Tweets get deleted constantly. Blog posts and news stories get edited after being published, without any notification that the content has been changed. Scientific papers are routinely proven to be complete fabrications, heavily slanted, or undergo heavy revisions after publication. Books on the non-fiction shelves today have proven to be total fabrications (Mutant Message Down Under, 1421: The Year China Discovered the World), and every mass-market book (ignoring all the self-published dreck out there) you pick up today is riddled with so many copyediting errors they can actually be hard to read, or the author's point can be completely muddied. Etc...

So... in this day and age, what is "formal writing"? Your dissertation that one, possibly two people, will ever crack the cover of, scan through briefly, and then never open again? Papers written for schoolwork that add nothing to world's knowledge or canon?

(Just to be clear, I'm musing off the top of my head, asking the questions that I find there... not commenting on your teaching style or intention. I, for one, am someone who greatly treasures the written word, and beautifully crafted sentences and ideas. I mourn the loss of editors and the amazing writers they honed and polished to a shining finish.)




lil  ·  720 days ago  ·  link  ·  

You are right.
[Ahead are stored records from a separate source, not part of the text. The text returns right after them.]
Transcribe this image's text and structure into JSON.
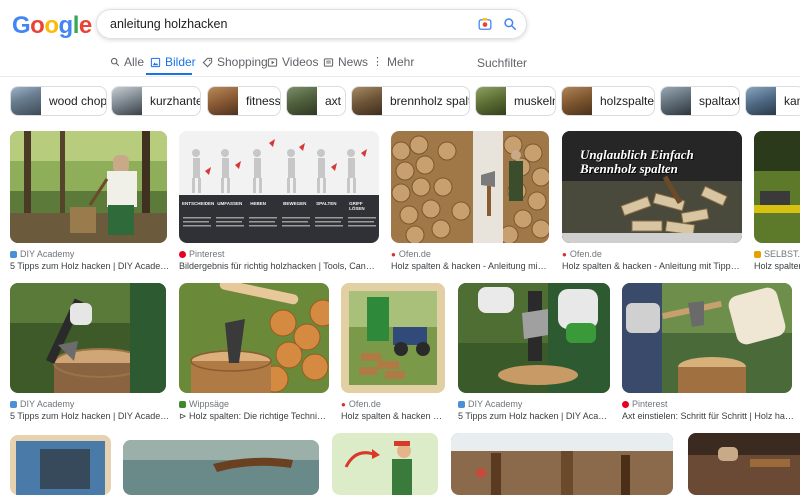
{
  "logo": {
    "letters": [
      "G",
      "o",
      "o",
      "g",
      "l",
      "e"
    ],
    "colors": [
      "#4285f4",
      "#ea4335",
      "#fbbc05",
      "#4285f4",
      "#34a853",
      "#ea4335"
    ]
  },
  "search": {
    "query": "anleitung holzhacken"
  },
  "tabs": [
    {
      "label": "Alle",
      "icon": "search-icon"
    },
    {
      "label": "Bilder",
      "icon": "image-icon",
      "active": true
    },
    {
      "label": "Shopping",
      "icon": "tag-icon"
    },
    {
      "label": "Videos",
      "icon": "play-icon"
    },
    {
      "label": "News",
      "icon": "news-icon"
    },
    {
      "label": "Mehr",
      "icon": "more-icon"
    }
  ],
  "filter_label": "Suchfilter",
  "chips": [
    "wood chops",
    "kurzhantel",
    "fitness",
    "axt",
    "brennholz spalten",
    "muskeln",
    "holzspalten",
    "spaltaxt",
    "kami"
  ],
  "row1": [
    {
      "source": "DIY Academy",
      "title": "5 Tipps zum Holz hacken | DIY Academy"
    },
    {
      "source": "Pinterest",
      "title": "Bildergebnis für richtig holzhacken | Tools, Canadian c..."
    },
    {
      "source": "Ofen.de",
      "title": "Holz spalten & hacken - Anleitung mit Tipp..."
    },
    {
      "source": "Ofen.de",
      "title": "Holz spalten & hacken - Anleitung mit Tipps! - ofe..."
    },
    {
      "source": "SELBST.de",
      "title": "Holz spalten"
    }
  ],
  "row2": [
    {
      "source": "DIY Academy",
      "title": "5 Tipps zum Holz hacken | DIY Academy"
    },
    {
      "source": "Wippsäge",
      "title": "⊳ Holz spalten: Die richtige Technik. So ..."
    },
    {
      "source": "Ofen.de",
      "title": "Holz spalten & hacken - An..."
    },
    {
      "source": "DIY Academy",
      "title": "5 Tipps zum Holz hacken | DIY Academy"
    },
    {
      "source": "Pinterest",
      "title": "Axt einstielen: Schritt für Schritt | Holz hacken,..."
    }
  ],
  "image_texts": {
    "poster": [
      "ENTSCHEIDEN",
      "UMFASSEN",
      "HEBEN",
      "BEWEGEN",
      "SPALTEN",
      "GRIFF LÖSEN"
    ],
    "banner": [
      "Unglaublich Einfach",
      "Brennholz spalten"
    ]
  },
  "colors": {
    "accent": "#1a73e8",
    "pinterest": "#e60023",
    "ofen": "#d93025",
    "diy": "#4a8fd9"
  }
}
Thanks for your thoughts. I did say "formal writing." By that I mean the thing you send or submit for consideration by others. nowaypablo's essay, for example. Of course writing can be changed and often is, but when you write your letter to the grad admissions department (am_Unition) they are not going to give you a chance to fix it.

Your ability to conform to the minutiae of written expression is an elitist way for institutions to decide which sheep-goat combo they want to enlist. I want my students to, at least, be aware of those little things even if they don't subscribe.

I'm not even being hypocritical. I prefer to read without being confused or distracted by errors.

goobster  ·  720 days ago  ·  link  ·  

So true! There is a time and place to Write Well, Write Correctly. :-) But those situations are becoming more rare.

    I want my students to, at least, be aware of those little things even if they don't subscribe.

The thinking that "you need to know the rules, and break them with intent and considered purpose."

... like my refusal to put anything inside quotation marks that are not in the original quote. Example:

"Yes, I feel similarly" he said.

as opposed to

"Yes, I feel similarly," he said.

lil  ·  720 days ago  ·  link  ·  

Are you 100% sure that the comma after yes was in the original quote? If you are, how do you know that the second comma was not?

Of course, do whatever you like. Generally we separate the speaker from the spoken words with a comma. That is why we say, He said, "Yes, I feel similarly." In that case, though, the comma is outside of the quotation marks and, thus, not breaking your self-imposed rule.

MadEmperorYuri  ·  713 days ago  ·  link  ·  

So I ain't a writer by any training, but I was under the impression that quotations of the spoken word followed a separate grammar. That grammar is designed to capture details of how the person said something. For example, "Yes, I feel similarly" (and here I follow @goobster's rule) conveys that the speaker said it in a way that separated "Yes" and "I feel similarly". Two ways that could have happened are with a pause or by raising the pitch of "I". Meanwhile "Yes I feel similarly" conveys that speaker spoke in a monotone, or in a breathless rush of words.

am_Unition  ·  720 days ago  ·  link  ·  

I'm working on my first paper! Looking forward to analyzing any differences between my manuscript and the end result that appears in the journal. Look what you've done to me, lil. :D